Which lines in the listing below contain "math"? Copy each of them.

= Beginning of Section =

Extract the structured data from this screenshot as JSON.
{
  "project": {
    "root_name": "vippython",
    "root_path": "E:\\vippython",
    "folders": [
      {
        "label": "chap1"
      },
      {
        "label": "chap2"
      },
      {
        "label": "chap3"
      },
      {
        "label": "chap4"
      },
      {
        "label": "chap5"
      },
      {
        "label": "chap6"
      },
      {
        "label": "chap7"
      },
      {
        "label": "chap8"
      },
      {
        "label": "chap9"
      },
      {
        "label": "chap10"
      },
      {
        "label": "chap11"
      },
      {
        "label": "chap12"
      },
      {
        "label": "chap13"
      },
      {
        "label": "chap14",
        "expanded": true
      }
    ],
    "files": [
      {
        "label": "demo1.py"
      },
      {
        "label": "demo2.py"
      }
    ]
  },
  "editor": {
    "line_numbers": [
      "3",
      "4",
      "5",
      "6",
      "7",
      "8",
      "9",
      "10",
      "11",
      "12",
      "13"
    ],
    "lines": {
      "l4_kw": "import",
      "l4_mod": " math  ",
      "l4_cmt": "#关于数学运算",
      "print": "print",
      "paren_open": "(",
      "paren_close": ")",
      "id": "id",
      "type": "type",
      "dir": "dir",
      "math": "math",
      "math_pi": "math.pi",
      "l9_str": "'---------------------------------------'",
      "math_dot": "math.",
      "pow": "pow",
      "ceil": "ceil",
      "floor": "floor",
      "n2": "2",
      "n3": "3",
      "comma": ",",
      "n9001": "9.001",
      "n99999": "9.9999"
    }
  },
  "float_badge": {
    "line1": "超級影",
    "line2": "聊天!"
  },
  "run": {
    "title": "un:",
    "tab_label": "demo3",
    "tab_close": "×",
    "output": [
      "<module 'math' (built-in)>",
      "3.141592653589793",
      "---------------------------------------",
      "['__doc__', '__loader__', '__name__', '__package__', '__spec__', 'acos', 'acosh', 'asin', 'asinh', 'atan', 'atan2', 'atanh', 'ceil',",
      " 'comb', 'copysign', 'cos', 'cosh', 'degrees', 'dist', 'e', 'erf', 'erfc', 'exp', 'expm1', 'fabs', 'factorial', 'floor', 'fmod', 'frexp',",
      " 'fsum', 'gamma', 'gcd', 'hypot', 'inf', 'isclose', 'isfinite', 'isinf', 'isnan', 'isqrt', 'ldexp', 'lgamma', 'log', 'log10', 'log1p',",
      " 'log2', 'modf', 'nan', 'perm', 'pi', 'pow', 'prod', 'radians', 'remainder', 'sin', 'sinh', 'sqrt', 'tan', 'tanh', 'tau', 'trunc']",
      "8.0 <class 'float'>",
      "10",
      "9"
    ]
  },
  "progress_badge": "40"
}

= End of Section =

* [WRITTEN SOLUTION]:
      "l4_mod": " math  ",
      "math": "math",
      "math_pi": "math.pi",
      "math_dot": "math.",
      "<module 'math' (built-in)>",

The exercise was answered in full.